Improve Your Recording Space
Many people new to recording think the most important factor in getting a "good sound" is achieved by using a "good" microphone. But it's really not that simple. Let's look into it.
The most important factors in getting a well recorded sound are: 1. The sound of the source. 2. The sound of the room
IMPROVING THE SOURCE Examples of ways to improve the sound of the source: -Use the best, most well maintained instruments you can ie: well maintained string instruments with newer strings and accurate intonation -Allow vocalist to "warm up" -make sure electronic gear-amps/pedals/mic and guitar cables etc aren't buzzing or shorting out.
IMPROVING THE SOUND OF YOUR ROOM The sound of the recording environment is the next most critical factor in producing a well recorded track. Improving your recording room is usually a matter of solving problems for the home recordist. Problems you may encounter in your "studio" - outside noise sources: traffic, airplanes, kids playing etc. -inside noise sources: air conditioning, computer noise, TVs in other rooms, footsteps from the floor above etc. -less than ideal acoustics caused by not enough absorptive surfaces in the room creating a "ringy" room.

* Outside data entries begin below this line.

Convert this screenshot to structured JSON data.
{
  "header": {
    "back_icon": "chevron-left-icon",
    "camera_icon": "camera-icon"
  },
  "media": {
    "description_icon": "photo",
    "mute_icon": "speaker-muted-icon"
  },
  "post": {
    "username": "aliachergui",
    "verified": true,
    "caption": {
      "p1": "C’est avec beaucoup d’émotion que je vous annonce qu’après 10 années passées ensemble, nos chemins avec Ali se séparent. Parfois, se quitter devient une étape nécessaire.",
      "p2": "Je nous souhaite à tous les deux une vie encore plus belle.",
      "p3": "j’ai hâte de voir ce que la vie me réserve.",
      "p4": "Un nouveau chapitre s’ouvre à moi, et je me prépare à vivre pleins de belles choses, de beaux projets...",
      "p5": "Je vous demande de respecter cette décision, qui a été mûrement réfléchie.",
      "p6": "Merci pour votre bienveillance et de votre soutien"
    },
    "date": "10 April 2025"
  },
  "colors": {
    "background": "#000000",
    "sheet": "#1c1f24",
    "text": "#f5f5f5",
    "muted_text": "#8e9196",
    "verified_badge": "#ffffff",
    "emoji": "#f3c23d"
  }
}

Control these noise problems as best you can: -record in a quiet part of the house(basements, attics, corner rooms) -record at a quite time of the day -keep all doors and windows shut to keep outside noises to a minimum -become aware of room noise. Put a mic up and record just the room for a minute and listen back in headphones. Remember, if you record 10 tracks in the room that noise will be adding up with each additional track.

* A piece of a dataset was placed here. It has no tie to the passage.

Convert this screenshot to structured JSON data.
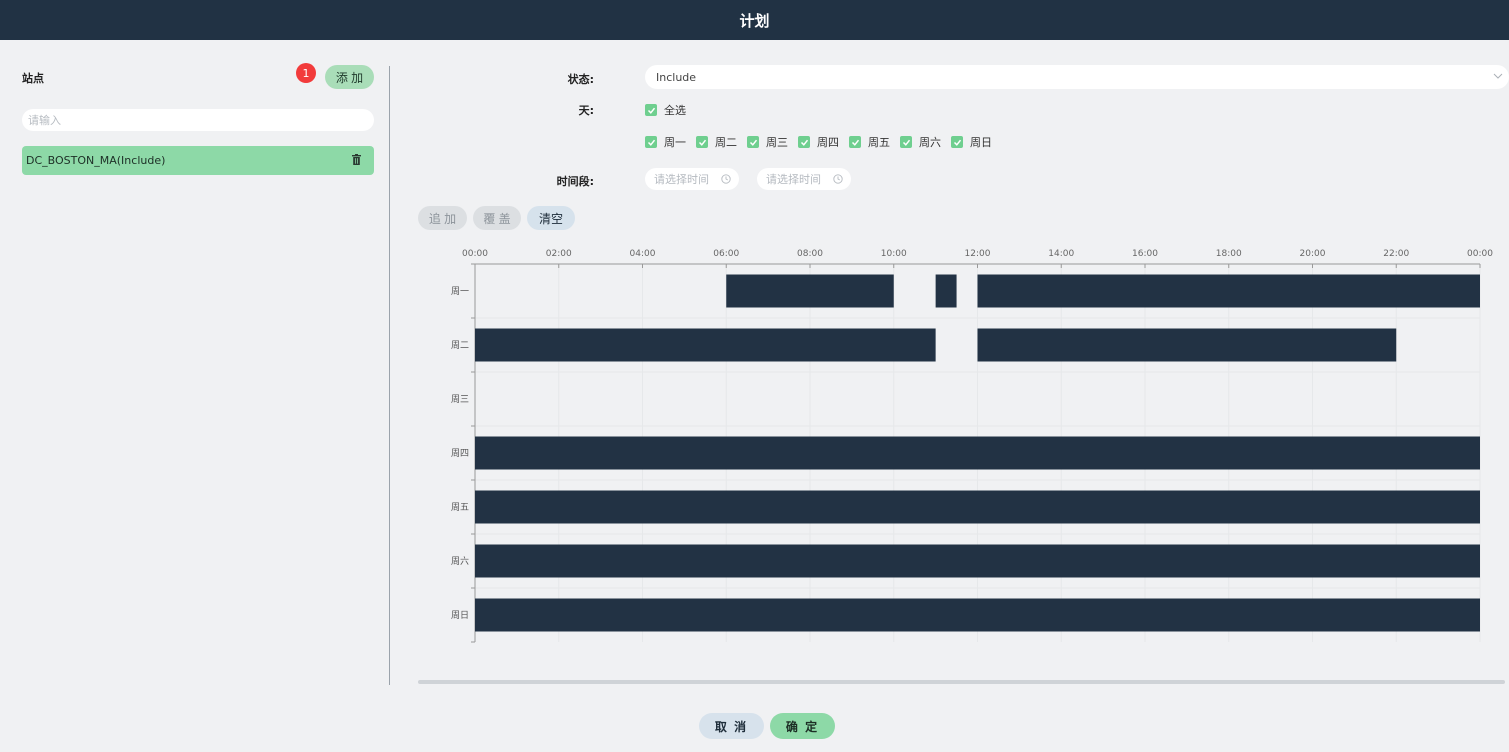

Ringy or Echoing rooms A room that is "ringy" or "echoing" can really hurt your recordings. Ringy rooms are caused by too many parallel surfaces and not enough soft, absorptive surfaces.
Cutting down on room "ring" A)purchase and install room acoustic kits composed of sound absorbers that hang on walls and are placed in corners B)And/or you can attack the problem with household items: -large stuffed furniture, couches chairs etc. -carpeting -heavy blankets(in corners, over reflective surfaces such as windows) -open closet doors with hanging clothes inside. -Bookshelves are particularly good sound absorbers and high end diffusers
Still too much room ring? "Make the room smaller" by recording in the deadest part of the room, with the padded area behind the sound source(to minimize reflections coming from behind the source) For ex: -stuff a corner with blankets or stand a couch on end and record in front of it -open a closet door that has hanging clothes and record in front of that. Or in it! Clothes closets are great sound deadeners. Leave the doors open. -use a less sensitive mic such as a dynamic mic and record close to the source to lessen unwanted room tone and unwanted noises from indoors and out.
SUMMARY: -Become aware of outside and inside noises. -record in the quietest room available at the quietest times of the day. -Add absorptive materials to your room if it is too live: either commercially available acoustic treatments or improvise with blankets, carpets and stuffed furniture etc. -use a less sensitive mic in rooms that are noisey or ringy and place the mic close to the source.